I spent a very pleasant afternoon interviewing John Varney, Director of The Centre For Management Creativity in North Yorkshire, on creativity, business, visual thinking and how the built environment is a major influence on the health and productivity in organisations.
John is the inventor of Logo Visual Thinking, which helps organisations, teams and individuals envision new ideas, create shared futures and solve complex problems or opportunities. I must declare an interest here, as I have used John’s LVT hexagons to help companies do Scenario Planning and Creative Thinking over many years with dramatic effects. I will let John take up the story via the Google hangout that we organised:
Here’s three ‘takeaway points’ I took from our dialogue. There are many more in the youtube film. Perhaps the first time that C.P Snow has been mentioned on a Google hangout!
- Logo Visual Thinking enables people to explore different ideas in a less confrontational way than traditional brainstorming approaches. As a ‘nominal’ approach, LVT advantages introverts who sometimes get squashed in conventional creative thinking sessions. It also allows people to find connections between the complex and seemingly unconnected ideas, which is often where fortunes are made.
- Alongside that, The Centre For Management Creativity provides a unique environment in which people can co-create and is an example to organisations around the world of how to create a physical and psychological environment where creativity and innovation are ‘business as usual’. Not only does it have all the modern corporate comforts in terms of technology and so on if these are required. It offers a certain stillness within the ability to have reflective adventures in a yorkshire landscape.
- Creativity also needs to be nurtured and this requires skilled facilitation if data is to turn into information, knowledge and wisdom. This is much easier to write than do, having experienced both ends of the spectrum in my long career of working with groups and organisations. CMC have a wealth of knowledge, skill and experience in this area.

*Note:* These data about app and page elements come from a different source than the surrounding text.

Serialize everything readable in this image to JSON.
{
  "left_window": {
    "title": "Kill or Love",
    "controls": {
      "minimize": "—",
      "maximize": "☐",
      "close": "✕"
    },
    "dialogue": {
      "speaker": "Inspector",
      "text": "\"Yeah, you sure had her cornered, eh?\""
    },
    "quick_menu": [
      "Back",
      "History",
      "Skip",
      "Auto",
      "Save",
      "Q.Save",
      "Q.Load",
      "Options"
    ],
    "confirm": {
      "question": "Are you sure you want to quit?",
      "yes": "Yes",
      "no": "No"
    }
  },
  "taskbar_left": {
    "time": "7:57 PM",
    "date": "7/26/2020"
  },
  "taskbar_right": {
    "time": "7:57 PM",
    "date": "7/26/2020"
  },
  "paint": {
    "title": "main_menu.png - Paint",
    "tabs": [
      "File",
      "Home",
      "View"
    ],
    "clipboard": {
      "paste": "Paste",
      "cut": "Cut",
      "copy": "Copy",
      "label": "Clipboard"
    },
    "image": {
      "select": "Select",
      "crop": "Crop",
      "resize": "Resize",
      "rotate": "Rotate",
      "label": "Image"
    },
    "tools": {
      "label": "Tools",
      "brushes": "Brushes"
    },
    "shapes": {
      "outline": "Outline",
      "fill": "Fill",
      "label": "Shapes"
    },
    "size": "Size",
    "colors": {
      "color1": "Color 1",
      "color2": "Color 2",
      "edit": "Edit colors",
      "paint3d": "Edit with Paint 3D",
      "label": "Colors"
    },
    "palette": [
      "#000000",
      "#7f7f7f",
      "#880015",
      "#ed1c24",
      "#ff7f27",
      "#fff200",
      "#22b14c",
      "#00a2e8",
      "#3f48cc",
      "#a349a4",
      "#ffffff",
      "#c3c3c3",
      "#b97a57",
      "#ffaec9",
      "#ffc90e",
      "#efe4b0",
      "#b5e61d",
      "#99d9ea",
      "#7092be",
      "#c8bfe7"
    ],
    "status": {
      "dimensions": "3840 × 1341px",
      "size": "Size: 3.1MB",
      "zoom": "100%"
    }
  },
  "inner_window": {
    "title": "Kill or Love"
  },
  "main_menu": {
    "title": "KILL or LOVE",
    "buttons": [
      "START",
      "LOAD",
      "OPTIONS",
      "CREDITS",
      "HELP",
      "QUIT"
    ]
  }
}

Contact John Varney at The Centre For Management Creativity or at Logo Visual Thinking, for tools for practical dreamers. A visit to High Trenhouse on Malham Moor is highly recommended. Even Harry Potter has been there …
And finally, since I mentioned “Adventures in a Yorkshire Landscape”, this I feel gives me the perfect excuse to play the song of the same name by my friend Bill Nelson, who I went to see at the Clothworkwers Hall in Leeds University School of Music just recently. Bill Nelson is a man whose authenticity shines like a beacon, and who I know often draws inspiration from the area around Malham Tarn.